Unlike the United States, Japan has lacked a system that discloses real-time corporate bond transactions, resulting in reduced transparency.
Until last month, corporate bond price data from the Japan Securities Dealers Association (JSDA) was based on indication prices from brokerages, not on real transactions, leading to criticism from investors that the data was not reliable.
To address such concerns, the JSDA launched a system on Monday that requires the Japan Securities Depositary Center (JASDEC), a central depository for shares, to submit trade data of bonds with high liquidity.
Some have welcomed the change. "The availability of more accurate pricing on outstanding bonds will be useful for evaluating our portfolio," said a money manager at a Japanese non-bank institution.
The new regulations, however, have also been criticised for encompassing only a part of the corporate bond market.
The JSDA will only disclose trades that exceed 100 million yen (S$1.16m) on bonds that are rated AA or above by two or more rating agencies.

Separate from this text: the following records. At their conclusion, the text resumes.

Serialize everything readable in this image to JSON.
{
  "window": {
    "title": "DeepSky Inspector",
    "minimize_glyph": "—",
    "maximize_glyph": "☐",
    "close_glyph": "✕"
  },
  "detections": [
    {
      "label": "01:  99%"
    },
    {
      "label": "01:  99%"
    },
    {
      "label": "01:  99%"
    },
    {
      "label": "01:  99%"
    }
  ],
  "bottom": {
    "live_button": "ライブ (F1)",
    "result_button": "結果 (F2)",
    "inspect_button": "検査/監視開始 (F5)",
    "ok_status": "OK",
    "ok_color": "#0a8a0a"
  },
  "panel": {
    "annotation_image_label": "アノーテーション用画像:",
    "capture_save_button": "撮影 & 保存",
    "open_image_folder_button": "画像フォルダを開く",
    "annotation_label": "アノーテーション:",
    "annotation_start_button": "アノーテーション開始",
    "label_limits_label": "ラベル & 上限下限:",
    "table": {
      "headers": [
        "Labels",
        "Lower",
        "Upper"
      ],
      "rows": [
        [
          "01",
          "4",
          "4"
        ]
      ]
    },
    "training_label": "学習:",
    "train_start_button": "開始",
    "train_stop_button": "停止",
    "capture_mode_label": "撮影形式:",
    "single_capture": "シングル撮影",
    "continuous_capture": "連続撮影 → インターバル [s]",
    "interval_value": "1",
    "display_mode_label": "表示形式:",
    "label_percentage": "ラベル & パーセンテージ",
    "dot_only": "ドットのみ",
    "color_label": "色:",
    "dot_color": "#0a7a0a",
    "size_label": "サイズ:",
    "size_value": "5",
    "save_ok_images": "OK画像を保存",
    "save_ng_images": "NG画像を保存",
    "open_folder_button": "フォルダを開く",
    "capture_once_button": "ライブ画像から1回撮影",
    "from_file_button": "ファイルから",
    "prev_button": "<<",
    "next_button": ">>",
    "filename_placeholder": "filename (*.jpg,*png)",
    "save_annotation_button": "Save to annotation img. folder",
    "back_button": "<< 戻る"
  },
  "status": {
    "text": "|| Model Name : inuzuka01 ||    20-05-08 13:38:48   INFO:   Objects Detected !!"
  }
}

Currently, about 45 per cent of corporate bond issues are rated AA or higher. "What we want is information on lower-rated debt, and the new regulations will not be of much use," said a fund manager at a Japanese banking institution.
Also of concern is the time lag, which can be as long as one month, that new issuers have before they submit the transaction price of newly-issued bonds.
With the time lag, underwriters of newly-issued bonds -those entrusted by corporate bond issuers to sell the new debt in the primary market - could be tempted to dump bonds they failed to sell.
Since the underwriters would likely dump the leftover bonds at a discount, the fear is that such practices could distort market pricing by making the official prices much higher than they actually are.
The JSDA said they will review the new regulations once a year, but that they are yet to determine which parts of the rules will be discussed.